**To do:** Find each line below containing the word "arrow" and copy it.

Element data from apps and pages
☆ ☆ ☆ ☆ ☆

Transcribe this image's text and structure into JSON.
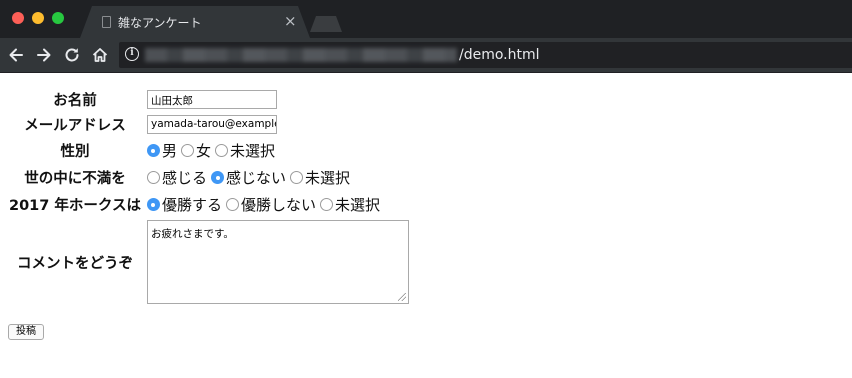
{
  "browser": {
    "tab_title": "雑なアンケート",
    "tab_close": "×",
    "url_suffix": "/demo.html"
  },
  "form": {
    "name": {
      "label": "お名前",
      "value": "山田太郎"
    },
    "email": {
      "label": "メールアドレス",
      "value": "yamada-tarou@example"
    },
    "gender": {
      "label": "性別",
      "options": [
        "男",
        "女",
        "未選択"
      ],
      "selected": "男"
    },
    "dissatisfaction": {
      "label": "世の中に不満を",
      "options": [
        "感じる",
        "感じない",
        "未選択"
      ],
      "selected": "感じない"
    },
    "hawks": {
      "label": "2017 年ホークスは",
      "options": [
        "優勝する",
        "優勝しない",
        "未選択"
      ],
      "selected": "優勝する"
    },
    "comment": {
      "label": "コメントをどうぞ",
      "value": "お疲れさまです。"
    },
    "submit_label": "投稿"
  },
  "icons": {
    "back": "arrow-left-icon",
    "forward": "arrow-right-icon",
    "reload": "reload-icon",
    "home": "home-icon",
    "info": "info-icon"
  },
  "colors": {
    "radio_checked": "#3f97f5",
    "chrome_dark": "#1f2124",
    "toolbar": "#323639"
  }
}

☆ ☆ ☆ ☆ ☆

**Solution to the problem:**
    "back": "arrow-left-icon",
    "forward": "arrow-right-icon",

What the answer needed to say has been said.